Data shown below:

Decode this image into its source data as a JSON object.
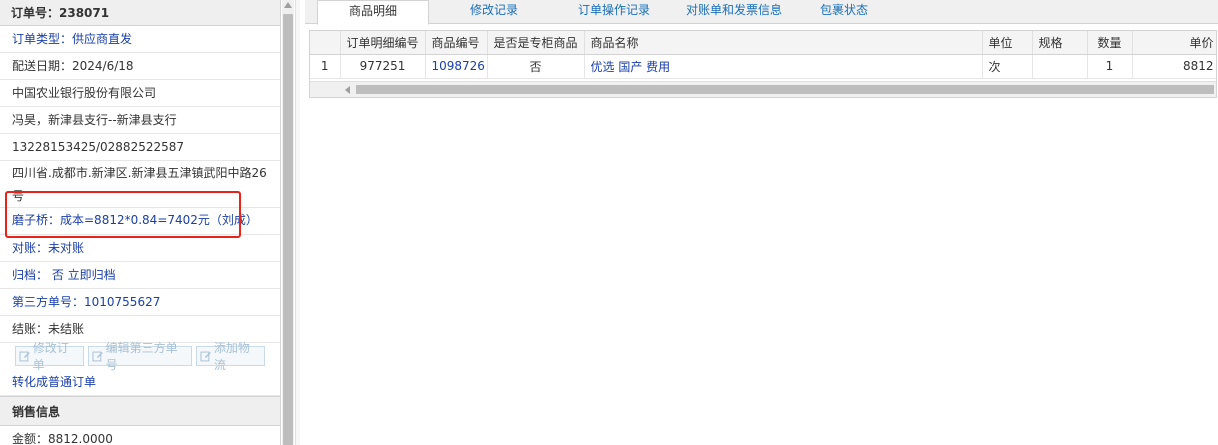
{
  "order": {
    "title": "订单号：238071",
    "type": "订单类型：供应商直发",
    "delivery_date": "配送日期：2024/6/18",
    "company": "中国农业银行股份有限公司",
    "contact": "冯昊，新津县支行--新津县支行",
    "phones": "13228153425/02882522587",
    "address": "四川省.成都市.新津区.新津县五津镇武阳中路26号",
    "note": "磨子桥：成本=8812*0.84=7402元（刘成）",
    "reconcile": "对账：未对账",
    "archive": "归档：  否 立即归档",
    "third_party_no": "第三方单号：1010755627",
    "settle": "结账：未结账",
    "buttons": {
      "edit": "修改订单",
      "edit_third": "编辑第三方单号",
      "add_logistics": "添加物流"
    },
    "convert": "转化成普通订单",
    "sales_section": "销售信息",
    "amount": "金额：8812.0000"
  },
  "tabs": [
    "商品明细",
    "修改记录",
    "订单操作记录",
    "对账单和发票信息",
    "包裹状态"
  ],
  "grid": {
    "columns": [
      "",
      "订单明细编号",
      "商品编号",
      "是否是专柜商品",
      "商品名称",
      "单位",
      "规格",
      "数量",
      "单价"
    ],
    "rows": [
      [
        "1",
        "977251",
        "1098726",
        "否",
        "优选 国产 费用",
        "次",
        "",
        "1",
        "8812"
      ]
    ]
  },
  "colors": {
    "link": "#1a3fa6",
    "tab_link": "#1a6fb8",
    "highlight": "#e8231c"
  }
}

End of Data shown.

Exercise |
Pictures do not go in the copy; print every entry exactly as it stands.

Result below |
Decode this image into its source data as a JSON object.
{
  "order": {
    "title": "订单号：238071",
    "type": "订单类型：供应商直发",
    "delivery_date": "配送日期：2024/6/18",
    "company": "中国农业银行股份有限公司",
    "contact": "冯昊，新津县支行--新津县支行",
    "phones": "13228153425/02882522587",
    "address": "四川省.成都市.新津区.新津县五津镇武阳中路26号",
    "note": "磨子桥：成本=8812*0.84=7402元（刘成）",
    "reconcile": "对账：未对账",
    "archive": "归档：  否 立即归档",
    "third_party_no": "第三方单号：1010755627",
    "settle": "结账：未结账",
    "buttons": {
      "edit": "修改订单",
      "edit_third": "编辑第三方单号",
      "add_logistics": "添加物流"
    },
    "convert": "转化成普通订单",
    "sales_section": "销售信息",
    "amount": "金额：8812.0000"
  },
  "tabs": [
    "商品明细",
    "修改记录",
    "订单操作记录",
    "对账单和发票信息",
    "包裹状态"
  ],
  "grid": {
    "columns": [
      "",
      "订单明细编号",
      "商品编号",
      "是否是专柜商品",
      "商品名称",
      "单位",
      "规格",
      "数量",
      "单价"
    ],
    "rows": [
      [
        "1",
        "977251",
        "1098726",
        "否",
        "优选 国产 费用",
        "次",
        "",
        "1",
        "8812"
      ]
    ]
  },
  "colors": {
    "link": "#1a3fa6",
    "tab_link": "#1a6fb8",
    "highlight": "#e8231c"
  }
}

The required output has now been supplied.